How you are eligible for Disability Tax Credit for Speech Impairment
Patients are considered markedly restricted in speaking if at least 90% of the time you are unable to speak or it takes you an inordinate amount of time to speak. An inordinate amount of time means that it takes three times the normal time an average individual would take to speak if they did not have this impairment. To be considered as markedly restricted, one must rely on other communication means such as sign language at least 90% of the time they are communicating.
How it affects the Person’s Daily Life
Speech impairments affect a person’s vocal communication in a variety of ways. They can experience problems including slurred, slowed, hoarse, stuttered, or rapid speech. Symptoms can include stiffness of the facial muscles, drooling, and sudden contraction of the vocal muscles. As a result, these problems can affect a person’s ability to communicate with others. This can interfere with their ability to be understood by others and express their thoughts. Being misunderstood can lead to frustration, as the person with the speech disorder can process and understand their own ideas, however they can’t communicate this to others. Many people try to assist those with speech impairments by completing their sentences or saying things like “slow down.” Unfortunately, this often leads the speech impaired person to feel incompetent or unintelligent.
Speech disorders involve disorders of the voice, including pitch, loudness, or quality. For example, a common speech disorder is stuttering. Stuttering is when a person uses repetition and struggles to get their words out. As a result, communication becomes a challenge as these patients cannot articulate their thoughts, or take an inordinate amount of time to do so. This can cause social anxiety, as many people have reported feeling alone and misunderstood due to their stuttering speech impairment.
Other types of common speech impairments include spasmodic dysphonia, aphasia, dysarthria, and vocal disturbances. Spasmodic Dysphonia is abnormal brain functioning, originating in the basil ganglia. The basic ganglia is the part of the brain that controls the body’s muscle movement. Aphasia is brain damage, commonly caused by a stroke or blood clot. Dysarthria is a muscle and motor condition, which can be caused by Parkinson’s disease, stroke, head trauma, brain tumour, or alcohol consumption. Vocal disturbances can be a result of throat cancer, nodules on the vocal cords, heavy use of one’s voice (singer), or ingesting certain drugs which can cause a dry and tight voice.

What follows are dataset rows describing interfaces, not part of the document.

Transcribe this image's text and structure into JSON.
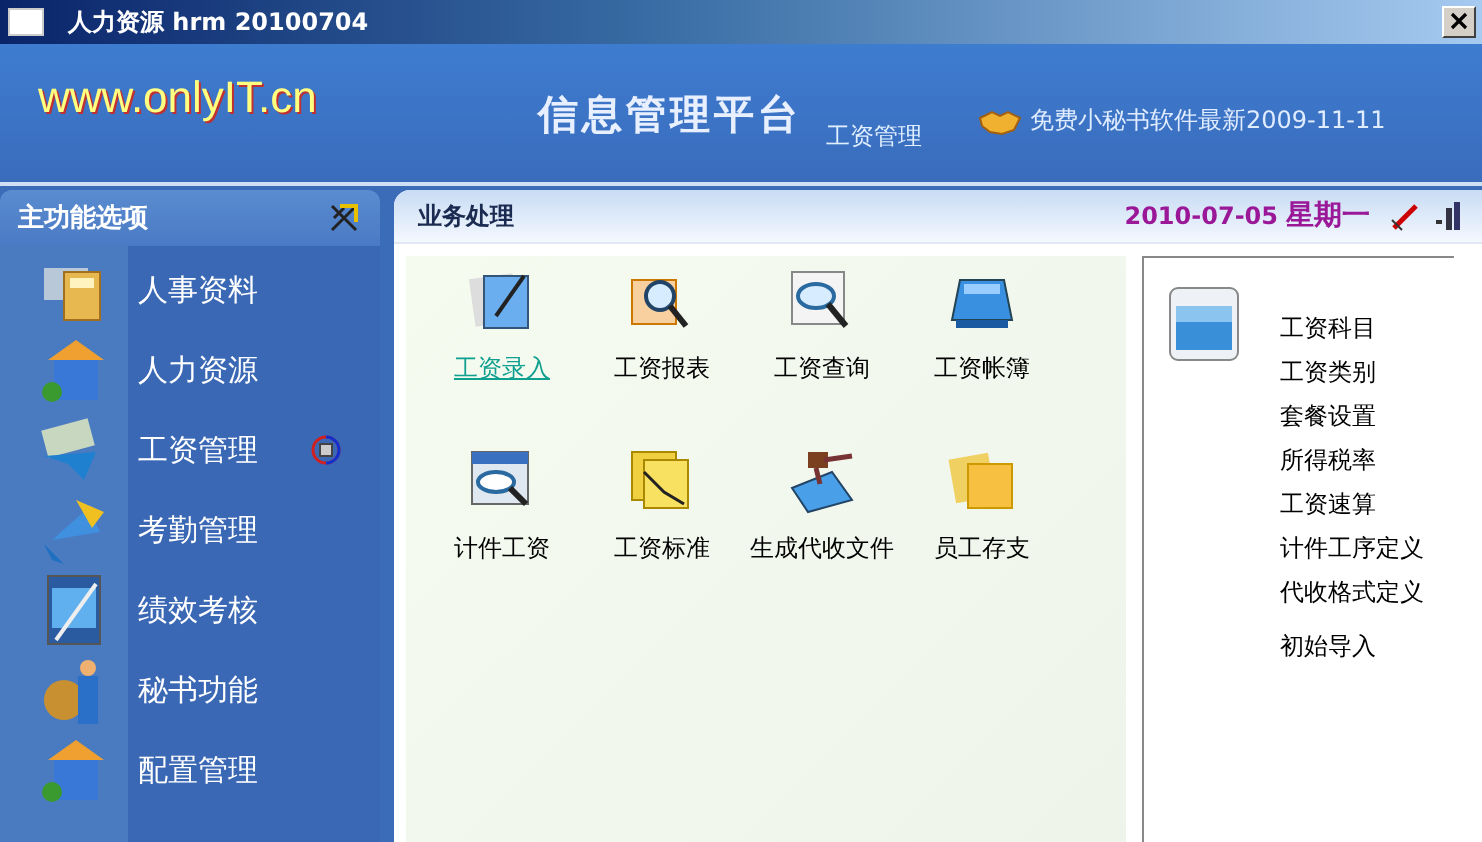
{
  "window": {
    "title": "人力资源 hrm 20100704"
  },
  "header": {
    "logo": "www.onlyIT.cn",
    "title": "信息管理平台",
    "subtitle": "工资管理",
    "notice": "免费小秘书软件最新2009-11-11"
  },
  "sidebar": {
    "title": "主功能选项",
    "items": [
      {
        "label": "人事资料",
        "selected": false
      },
      {
        "label": "人力资源",
        "selected": false
      },
      {
        "label": "工资管理",
        "selected": true
      },
      {
        "label": "考勤管理",
        "selected": false
      },
      {
        "label": "绩效考核",
        "selected": false
      },
      {
        "label": "秘书功能",
        "selected": false
      },
      {
        "label": "配置管理",
        "selected": false
      }
    ]
  },
  "panel": {
    "title": "业务处理",
    "date": "2010-07-05",
    "weekday": "星期一",
    "tasks": [
      {
        "label": "工资录入",
        "selected": true
      },
      {
        "label": "工资报表",
        "selected": false
      },
      {
        "label": "工资查询",
        "selected": false
      },
      {
        "label": "工资帐簿",
        "selected": false
      },
      {
        "label": "计件工资",
        "selected": false
      },
      {
        "label": "工资标准",
        "selected": false
      },
      {
        "label": "生成代收文件",
        "selected": false
      },
      {
        "label": "员工存支",
        "selected": false
      }
    ],
    "settings": [
      [
        "工资科目",
        "工资类别",
        "套餐设置",
        "所得税率",
        "工资速算",
        "计件工序定义",
        "代收格式定义"
      ],
      [
        "初始导入"
      ]
    ]
  }
}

Lastly, people with speech problems, specifically articulation disorders, may experience hearing problems. Even mild hearing loss may result in a person losing the ability to reproduce the sounds they hear. It is important to be aware that speech impairments may be genetically passed down, such as stuttering. To improve one’s communication, speech therapists are trained to treat speech disorders. The effectiveness of this treatment depends largely on the frequency of the patient’s visits. Other treatment plans include breathing techniques and relaxation strategies, helping to relax one’s speaking muscles.

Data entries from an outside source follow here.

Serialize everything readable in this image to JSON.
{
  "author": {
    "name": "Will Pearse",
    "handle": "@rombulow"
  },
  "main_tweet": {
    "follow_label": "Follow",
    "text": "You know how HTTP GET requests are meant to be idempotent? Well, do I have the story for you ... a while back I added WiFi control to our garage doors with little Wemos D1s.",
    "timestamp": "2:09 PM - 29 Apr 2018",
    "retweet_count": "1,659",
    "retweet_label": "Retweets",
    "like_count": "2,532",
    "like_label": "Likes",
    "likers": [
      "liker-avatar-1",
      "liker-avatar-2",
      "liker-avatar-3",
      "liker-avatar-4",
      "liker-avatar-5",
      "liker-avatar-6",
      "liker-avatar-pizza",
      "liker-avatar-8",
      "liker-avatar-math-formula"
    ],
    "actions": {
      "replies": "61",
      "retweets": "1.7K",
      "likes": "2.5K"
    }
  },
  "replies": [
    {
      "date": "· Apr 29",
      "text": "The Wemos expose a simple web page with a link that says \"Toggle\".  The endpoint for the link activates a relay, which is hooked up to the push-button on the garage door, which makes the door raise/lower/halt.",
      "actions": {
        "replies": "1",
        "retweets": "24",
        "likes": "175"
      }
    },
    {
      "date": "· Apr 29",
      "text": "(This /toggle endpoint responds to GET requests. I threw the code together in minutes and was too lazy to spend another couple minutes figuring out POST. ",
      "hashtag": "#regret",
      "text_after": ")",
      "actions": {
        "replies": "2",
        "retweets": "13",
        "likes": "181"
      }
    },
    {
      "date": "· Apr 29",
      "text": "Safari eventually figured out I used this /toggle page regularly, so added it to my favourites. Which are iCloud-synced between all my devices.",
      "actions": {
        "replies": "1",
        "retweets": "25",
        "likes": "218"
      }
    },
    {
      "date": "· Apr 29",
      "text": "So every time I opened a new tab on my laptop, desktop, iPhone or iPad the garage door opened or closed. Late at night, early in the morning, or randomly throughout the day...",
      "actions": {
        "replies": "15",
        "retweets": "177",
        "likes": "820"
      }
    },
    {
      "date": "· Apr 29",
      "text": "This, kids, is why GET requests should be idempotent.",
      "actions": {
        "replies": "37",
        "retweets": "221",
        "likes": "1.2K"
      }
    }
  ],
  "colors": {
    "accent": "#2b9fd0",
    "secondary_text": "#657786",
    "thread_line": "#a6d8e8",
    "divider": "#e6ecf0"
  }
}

The consultants at Disability Credit Consultants can advise you how to claim your credits for speaking impairment. Having obtained the Disability Tax Credit on behalf of past clients, Disability Credit Consultants will be an efficient and effective representative on your behalf.

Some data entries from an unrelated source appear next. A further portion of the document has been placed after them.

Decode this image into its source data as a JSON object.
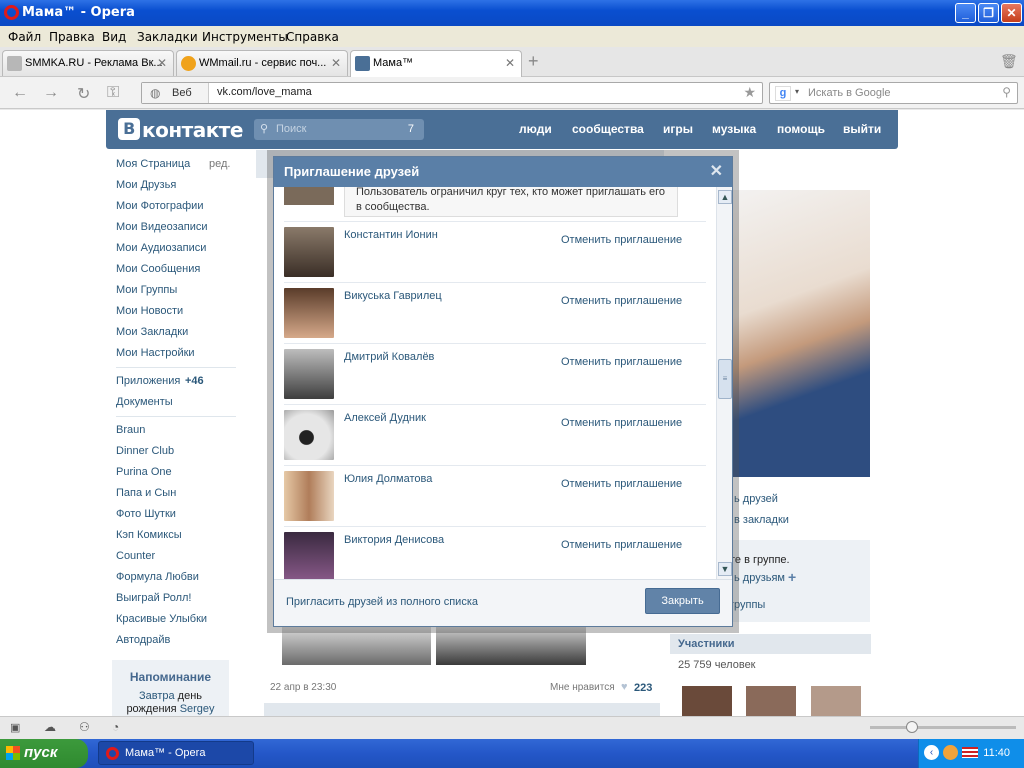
{
  "window": {
    "title": "Мама™ - Opera"
  },
  "menu": [
    "Файл",
    "Правка",
    "Вид",
    "Закладки",
    "Инструменты",
    "Справка"
  ],
  "tabs": [
    {
      "label": "SMMKA.RU - Реклама Вк...",
      "favicon_color": "#b7b7b7"
    },
    {
      "label": "WMmail.ru - сервис поч...",
      "favicon_color": "#f0a21a"
    },
    {
      "label": "Мама™",
      "favicon_color": "#4a6f96"
    }
  ],
  "address": {
    "mode": "Веб",
    "url": "vk.com/love_mama"
  },
  "search": {
    "placeholder": "Искать в Google"
  },
  "vk": {
    "logo": "контакте",
    "search_placeholder": "Поиск",
    "search_count": "7",
    "nav": [
      "люди",
      "сообщества",
      "игры",
      "музыка",
      "помощь",
      "выйти"
    ],
    "left_menu": [
      "Моя Страница",
      "Мои Друзья",
      "Мои Фотографии",
      "Мои Видеозаписи",
      "Мои Аудиозаписи",
      "Мои Сообщения",
      "Мои Группы",
      "Мои Новости",
      "Мои Закладки",
      "Мои Настройки"
    ],
    "edit_label": "ред.",
    "apps": "Приложения",
    "apps_count": "+46",
    "docs": "Документы",
    "app_links": [
      "Braun",
      "Dinner Club",
      "Purina One",
      "Папа и Сын",
      "Фото Шутки",
      "Кэп Комиксы",
      "Counter",
      "Формула Любви",
      "Выиграй Ролл!",
      "Красивые Улыбки",
      "Автодрайв"
    ],
    "reminder_title": "Напоминание",
    "reminder_text_pre": "Завтра",
    "reminder_text_day": "день",
    "reminder_text_post": "рождения",
    "reminder_name": "Sergey",
    "post_date": "22 апр в 23:30",
    "likes_label": "Мне нравится",
    "likes_count": "223",
    "right_links": [
      "ь друзей",
      "в закладки"
    ],
    "right_box_text": "те в группе.",
    "right_box_link": "ь друзьям",
    "right_box_groups": "группы",
    "members_title": "Участники",
    "members_count": "25 759 человек"
  },
  "modal": {
    "title": "Приглашение друзей",
    "notice": "Пользователь ограничил круг тех, кто может приглашать его в сообщества.",
    "cancel_label": "Отменить приглашение",
    "friends": [
      {
        "name": "Константин Ионин",
        "avatar_color": "#5b4a3e"
      },
      {
        "name": "Викуська Гаврилец",
        "avatar_color": "#b08058"
      },
      {
        "name": "Дмитрий Ковалёв",
        "avatar_color": "#6a6a6a"
      },
      {
        "name": "Алексей Дудник",
        "avatar_color": "#9a9a9a"
      },
      {
        "name": "Юлия Долматова",
        "avatar_color": "#c09a7a"
      },
      {
        "name": "Виктория Денисова",
        "avatar_color": "#4a3a52"
      }
    ],
    "invite_all": "Пригласить друзей из полного списка",
    "close_btn": "Закрыть"
  },
  "taskbar": {
    "start": "пуск",
    "task": "Мама™ - Opera",
    "clock": "11:40"
  }
}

Call Disability Credit Consultants at 1-855-752-0288 to find out more.